Congress Debates Taxing Chile’s Super Rich

SANTIAGO – Opposition members presented a new bill that would impose a 2.5 percent asset tax on the “super wealthy.” The goal is to obtain additional funds to finance the country’s Emergency Basic Income program. Over 30 representatives have expressed their support for the bill.

Legislators are looking for ways to fund the Emergency Basic Income program that helps those who have lost their income as a result of the Covid-19 pandemic. Those in the political parties that oppose the Piñera administration have presented a new bill in this regard: it would impose a 2.5 percent asset tax on the “super wealthy,” those who have more than US$22.5 million in assets.

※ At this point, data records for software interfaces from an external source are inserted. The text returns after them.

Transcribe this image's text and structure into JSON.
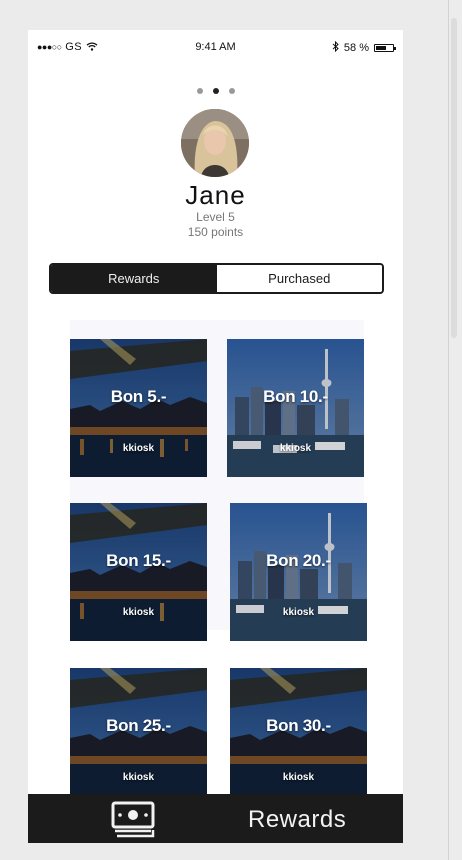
{
  "status_bar": {
    "signal_dots": "●●●○○",
    "carrier": "GS",
    "time": "9:41 AM",
    "battery_percent": "58 %",
    "icons": [
      "wifi-icon",
      "bluetooth-icon",
      "battery-icon"
    ]
  },
  "pager": {
    "pages": 3,
    "active_index": 1
  },
  "profile": {
    "name": "Jane",
    "level": "Level 5",
    "points": "150 points"
  },
  "segment": {
    "tabs": [
      "Rewards",
      "Purchased"
    ],
    "active": "Rewards"
  },
  "rewards": [
    {
      "title": "Bon 5.-",
      "vendor": "kkiosk",
      "image": "city-bridge-night"
    },
    {
      "title": "Bon 10.-",
      "vendor": "kkiosk",
      "image": "skyline-harbor"
    },
    {
      "title": "Bon 15.-",
      "vendor": "kkiosk",
      "image": "city-bridge-night"
    },
    {
      "title": "Bon 20.-",
      "vendor": "kkiosk",
      "image": "skyline-harbor"
    },
    {
      "title": "Bon 25.-",
      "vendor": "kkiosk",
      "image": "city-bridge-night"
    },
    {
      "title": "Bon 30.-",
      "vendor": "kkiosk",
      "image": "city-bridge-night"
    }
  ],
  "tab_bar": {
    "label": "Rewards",
    "icon": "money-icon"
  },
  "colors": {
    "dark": "#1b1b1b",
    "background": "#ebebeb",
    "accent_text": "#ffffff"
  }
}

The bill would revise the Constitution to allow the state to impose this one-time wealth tax. The head of the Congressional Finance Commission, Daniel Núñez of the Communist party, said that if the bill were to take effect,  the state would collect approximately US$6 billion, which would then be used to help those in need.

This bill was formally presented by representative Karol Cariola of the Communist Party, after being originally proposed by the Communist Party in a signed letter that was given to President Sebastían Piñera in late May. Unsatisfied with the resulting dialogue, the party forged ahead with the bill.

Read more

Argentine President Causes a Stir in Chilean Politics

Who Supports the Bill?

As of this writing, neither the president nor his coalition have spoken about the bill, but Congress approved it 85 to 19, and currently it is awaiting further discussions in the proper committees. Representative Cariola, said “The proposal is decent, we’re just waiting for the president to answer.”

Meanwhile, Camila Vallejo of the Communist Party has said that the bill has received support from most of the leaders of the opposition parties, and that she is also hopeful that it will receive support from members of the ruling coalition.

Officially, the bill has the support of over 30 members of the opposition and from different parties – from the parties that typically occupy the center, like the Cristian Democrats and the Radical Party, to the more extreme parties, like Democratic Revolution and the Communist Party. It has also received support from the Workers’ United Center of Chile, a federation of workers unions from across the country.

Related posts

Government Debates Postponing Referendum Amid Crisis

Diego Rivera

Deputies demand Bachelet “to see crisis in Palestine for herself”

Boris van der Spek

Piñera Pushes “National Agreement” For The South

Francisco Alvarez

This website uses cookies to improve your experience. We'll assume you're ok with this, but you can opt-out if you wish. Accept Read More

Privacy & Cookies Policy